I would say that "ratio between red and blue" is a bit more ambiguous than "ratio of red to blue". I still think it's more suggestive of R/B than it is to B/R. Even if one assumes that the two are both possible interpretations, how does one get to this idea that it means R/B for one bucket, and B/R for the other? It's a mystery to me. But this (reversing the ratios) does seem to be the question that most people herewant to answer. Is it because the answer to that question is ultimately very simple? Is that the appeal? That's my guess. I just don't see it in the original language of the problem. Not that the answer to any version of this problem is terribly complex - the only reason this thread has gone on so long is that the initial problem left too many things unstated or poorly stated, so we've got a mess of different possible interpretations. Most of which have dead-horse solutions at this point, I think.

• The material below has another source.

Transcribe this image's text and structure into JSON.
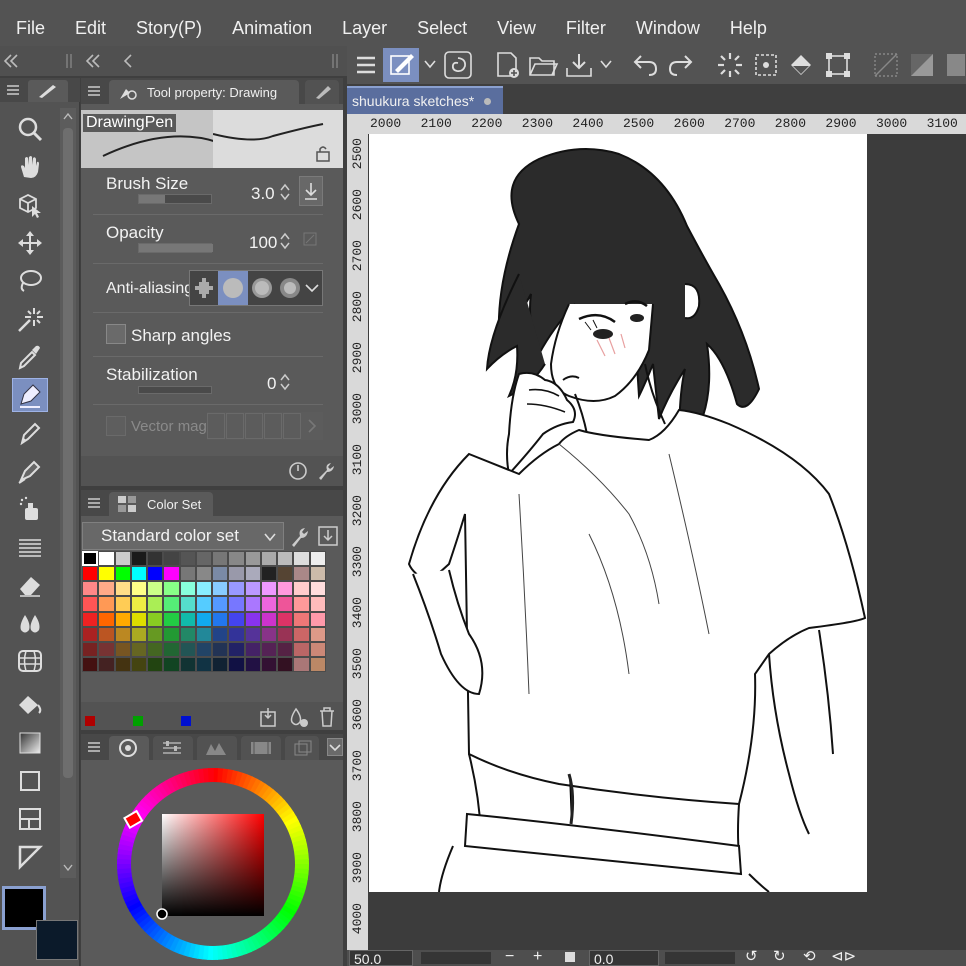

The smaller bucket has the higher ratio of the other color to the original color.

Re hole in the bucket: My dad taught college math for 36 years. When I was in about 6th grade he punched a nail hole in a soup can and computed how long it would take for a full can of water to drain. It was several sheets of yellow legal pad as I recall, and I was bored to tears. We finally ran the experiment and his prediction was extremely close. I was impressed, but not enough that I didn't major in music.